On Saturday, April 1st we officially took delivery of our new boat. (April Fool’s, anyone? We hope not.). We moved aboard that afternoon. It was kind of a heady moment, something that we had anticipated for roughly a year. And now it was real. Unbelievably, the sun magically came out from behind the clouds. We took a bottle to the flybridge to try to relax and let it all soak in. The next morning the sun came out also. Good omens of times to come. Continue reading The Maiden Voyage
The hull is a gentle green – the gel coat name is Sea Shell Green – and the decks and superstructure are a soft white. The name on the transom is gold and black, understated but with a touch of fun in the font choice. The pinstriping detail around the eyebrow, upper deck and stack is a muted red.
So what would one expect to discover upon stepping aboard and peeking inside? Well, if this were just any boat one might find a muted natural-color upholstery, a soft tan carpet, and perhaps some throw pillows with a splash of color to remind of the Sea Shell Green hull.
But No! Not on ESMERALDE! That would be boring!
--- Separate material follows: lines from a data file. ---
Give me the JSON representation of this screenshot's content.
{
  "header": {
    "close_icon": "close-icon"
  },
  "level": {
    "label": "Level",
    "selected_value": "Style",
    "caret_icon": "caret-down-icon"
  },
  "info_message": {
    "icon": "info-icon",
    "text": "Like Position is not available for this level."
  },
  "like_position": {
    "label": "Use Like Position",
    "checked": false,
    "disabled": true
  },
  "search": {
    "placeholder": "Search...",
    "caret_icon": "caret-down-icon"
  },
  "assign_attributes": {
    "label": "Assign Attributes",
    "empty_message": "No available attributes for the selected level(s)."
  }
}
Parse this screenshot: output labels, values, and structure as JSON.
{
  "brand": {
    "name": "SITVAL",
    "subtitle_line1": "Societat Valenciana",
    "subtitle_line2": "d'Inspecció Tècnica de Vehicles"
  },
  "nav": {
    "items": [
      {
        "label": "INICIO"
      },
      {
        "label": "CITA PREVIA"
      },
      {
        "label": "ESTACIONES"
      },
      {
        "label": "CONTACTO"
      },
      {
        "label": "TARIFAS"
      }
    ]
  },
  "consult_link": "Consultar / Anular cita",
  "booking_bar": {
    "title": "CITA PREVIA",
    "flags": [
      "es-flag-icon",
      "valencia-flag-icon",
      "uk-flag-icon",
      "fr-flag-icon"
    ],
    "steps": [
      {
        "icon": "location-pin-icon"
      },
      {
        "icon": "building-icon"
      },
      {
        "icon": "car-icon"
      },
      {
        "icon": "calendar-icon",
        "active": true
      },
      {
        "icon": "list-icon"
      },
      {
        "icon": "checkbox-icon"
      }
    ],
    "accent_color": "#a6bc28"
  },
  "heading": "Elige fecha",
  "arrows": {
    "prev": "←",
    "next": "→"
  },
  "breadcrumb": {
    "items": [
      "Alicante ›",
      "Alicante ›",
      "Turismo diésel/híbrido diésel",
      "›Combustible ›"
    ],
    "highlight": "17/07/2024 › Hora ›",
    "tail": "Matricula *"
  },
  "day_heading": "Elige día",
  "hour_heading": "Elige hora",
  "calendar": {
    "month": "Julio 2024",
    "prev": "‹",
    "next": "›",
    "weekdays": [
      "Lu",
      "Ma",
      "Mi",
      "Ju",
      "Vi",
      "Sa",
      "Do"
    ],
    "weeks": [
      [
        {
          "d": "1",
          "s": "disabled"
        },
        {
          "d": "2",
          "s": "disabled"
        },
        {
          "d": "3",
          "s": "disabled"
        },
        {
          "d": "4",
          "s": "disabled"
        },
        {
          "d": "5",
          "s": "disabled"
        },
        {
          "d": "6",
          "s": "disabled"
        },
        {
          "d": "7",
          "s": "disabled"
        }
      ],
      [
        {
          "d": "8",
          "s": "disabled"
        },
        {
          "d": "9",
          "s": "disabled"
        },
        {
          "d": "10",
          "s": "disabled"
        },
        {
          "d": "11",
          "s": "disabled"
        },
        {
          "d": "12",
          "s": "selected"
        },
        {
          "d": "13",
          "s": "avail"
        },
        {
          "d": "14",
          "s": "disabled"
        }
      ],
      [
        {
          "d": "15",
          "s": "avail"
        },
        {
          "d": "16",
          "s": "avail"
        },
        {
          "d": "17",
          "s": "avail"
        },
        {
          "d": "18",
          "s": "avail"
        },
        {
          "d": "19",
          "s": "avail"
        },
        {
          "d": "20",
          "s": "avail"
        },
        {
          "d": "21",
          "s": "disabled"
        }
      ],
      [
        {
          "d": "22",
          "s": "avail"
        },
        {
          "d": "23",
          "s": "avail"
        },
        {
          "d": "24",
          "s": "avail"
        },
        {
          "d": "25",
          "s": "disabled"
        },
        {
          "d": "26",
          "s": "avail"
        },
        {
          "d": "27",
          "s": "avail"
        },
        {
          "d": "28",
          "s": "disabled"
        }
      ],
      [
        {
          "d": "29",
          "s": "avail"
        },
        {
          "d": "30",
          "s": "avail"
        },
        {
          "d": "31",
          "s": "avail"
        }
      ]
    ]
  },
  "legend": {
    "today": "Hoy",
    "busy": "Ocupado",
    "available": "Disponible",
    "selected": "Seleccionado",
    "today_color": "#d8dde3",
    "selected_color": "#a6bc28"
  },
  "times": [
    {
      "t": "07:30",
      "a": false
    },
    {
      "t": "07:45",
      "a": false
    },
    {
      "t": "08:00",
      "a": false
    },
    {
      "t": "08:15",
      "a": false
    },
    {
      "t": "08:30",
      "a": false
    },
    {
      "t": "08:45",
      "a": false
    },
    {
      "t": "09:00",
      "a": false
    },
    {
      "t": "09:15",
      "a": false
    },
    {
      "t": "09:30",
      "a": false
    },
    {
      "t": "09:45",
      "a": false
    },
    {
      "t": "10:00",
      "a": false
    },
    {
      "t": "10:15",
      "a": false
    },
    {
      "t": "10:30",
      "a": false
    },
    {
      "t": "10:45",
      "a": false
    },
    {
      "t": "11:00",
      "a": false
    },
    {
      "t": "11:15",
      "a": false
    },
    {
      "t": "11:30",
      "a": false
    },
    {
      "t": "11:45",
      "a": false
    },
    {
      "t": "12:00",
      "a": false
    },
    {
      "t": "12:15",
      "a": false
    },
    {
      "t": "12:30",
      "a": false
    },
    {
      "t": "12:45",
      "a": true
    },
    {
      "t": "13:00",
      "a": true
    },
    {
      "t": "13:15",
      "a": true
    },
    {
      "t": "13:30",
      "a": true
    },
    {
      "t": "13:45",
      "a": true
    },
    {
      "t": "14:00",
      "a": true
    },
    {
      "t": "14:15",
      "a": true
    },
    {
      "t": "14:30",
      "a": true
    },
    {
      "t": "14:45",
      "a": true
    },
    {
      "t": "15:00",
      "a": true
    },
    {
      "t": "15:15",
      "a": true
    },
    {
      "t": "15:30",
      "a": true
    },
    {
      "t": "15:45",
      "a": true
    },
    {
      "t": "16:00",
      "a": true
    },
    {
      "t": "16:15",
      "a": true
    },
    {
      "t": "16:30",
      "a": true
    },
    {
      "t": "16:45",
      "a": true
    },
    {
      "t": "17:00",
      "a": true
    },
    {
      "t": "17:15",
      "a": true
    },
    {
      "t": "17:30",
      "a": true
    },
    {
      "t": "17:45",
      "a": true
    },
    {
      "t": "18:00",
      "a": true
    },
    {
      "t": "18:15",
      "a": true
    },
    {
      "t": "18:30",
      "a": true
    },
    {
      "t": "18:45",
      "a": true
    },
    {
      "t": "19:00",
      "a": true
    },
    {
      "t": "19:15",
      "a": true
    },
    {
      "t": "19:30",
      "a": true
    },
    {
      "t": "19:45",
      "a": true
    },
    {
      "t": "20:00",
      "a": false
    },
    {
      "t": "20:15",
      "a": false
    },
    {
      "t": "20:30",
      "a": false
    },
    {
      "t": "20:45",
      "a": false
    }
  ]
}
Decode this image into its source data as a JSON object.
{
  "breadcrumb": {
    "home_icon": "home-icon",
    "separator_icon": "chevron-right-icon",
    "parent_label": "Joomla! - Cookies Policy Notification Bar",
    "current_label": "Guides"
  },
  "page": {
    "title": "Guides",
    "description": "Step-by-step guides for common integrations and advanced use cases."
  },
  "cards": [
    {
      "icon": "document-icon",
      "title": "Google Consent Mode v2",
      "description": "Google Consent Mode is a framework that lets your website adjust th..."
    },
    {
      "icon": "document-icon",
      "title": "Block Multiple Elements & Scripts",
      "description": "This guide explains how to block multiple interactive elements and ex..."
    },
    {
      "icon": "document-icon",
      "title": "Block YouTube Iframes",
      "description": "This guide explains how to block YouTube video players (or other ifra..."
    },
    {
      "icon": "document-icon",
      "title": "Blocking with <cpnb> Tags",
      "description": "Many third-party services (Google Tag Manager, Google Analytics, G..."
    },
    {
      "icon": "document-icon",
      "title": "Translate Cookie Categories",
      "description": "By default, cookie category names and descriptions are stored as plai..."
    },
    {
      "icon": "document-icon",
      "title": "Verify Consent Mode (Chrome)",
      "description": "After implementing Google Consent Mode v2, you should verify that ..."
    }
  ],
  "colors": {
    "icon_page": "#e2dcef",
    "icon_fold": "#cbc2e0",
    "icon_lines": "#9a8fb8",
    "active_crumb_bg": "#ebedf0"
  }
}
Continue reading Pulling It All Together
Right on schedule: she splashed.
From the very beginning of this project, the folks at American Tug described the completion and launch of the boat as “late March”. And what do you know? On March 30 they dropped her in the water. That pretty much describes our entire experience with American Tug: 100% on everything. More on that later.
Here is a video of the launch, which took place at 8:30 am, and the sea trial, which started at 9:45 and ended successfully at 11:15.
Esmeralde is within a week of being launched and sea-trialed. Naturally, we are jittery with anticipation.
We have tried to document the build process along the way as best we could from a distance (across the country). Now that we are literally sleeping and eating within a stone’s throw of the boat, we are going a little nuts.
Here is some video of the boat yesterday, Sunday, while the builders were taking a well-deserved break in the action.
(For those of you who migh not be able to see the video on YouTube, you should be able to see it on Vimeo.)
Yup, you can sort of see it now: the bones of a tug. Here are a few more photos that show the progress.
We wanted to find a way to share Holiday Cheer with the boat builders at Tomco, but from such a distance, it was hard. After tossing around a few thoughts, we settled on COOKIES! Not just any cookies, but American Tug cookies. Continue reading Merry Christmas!
The engine, a Cummins 480 HP QSB-6.7, is en-route by truck from Cummins to American Tug at Tomco Marine in the Pacific Northwest. While the project waits for the engine’s arrival, build progress is slow, but there’s still good stuff happening.
Over the last month, interior components have been constructed on the shop floor, the deck (which is still independent from the hull) is being worked on, electrical systems are being assembled, and some components have been installed in the hull. Continue reading The Tug Takes Shape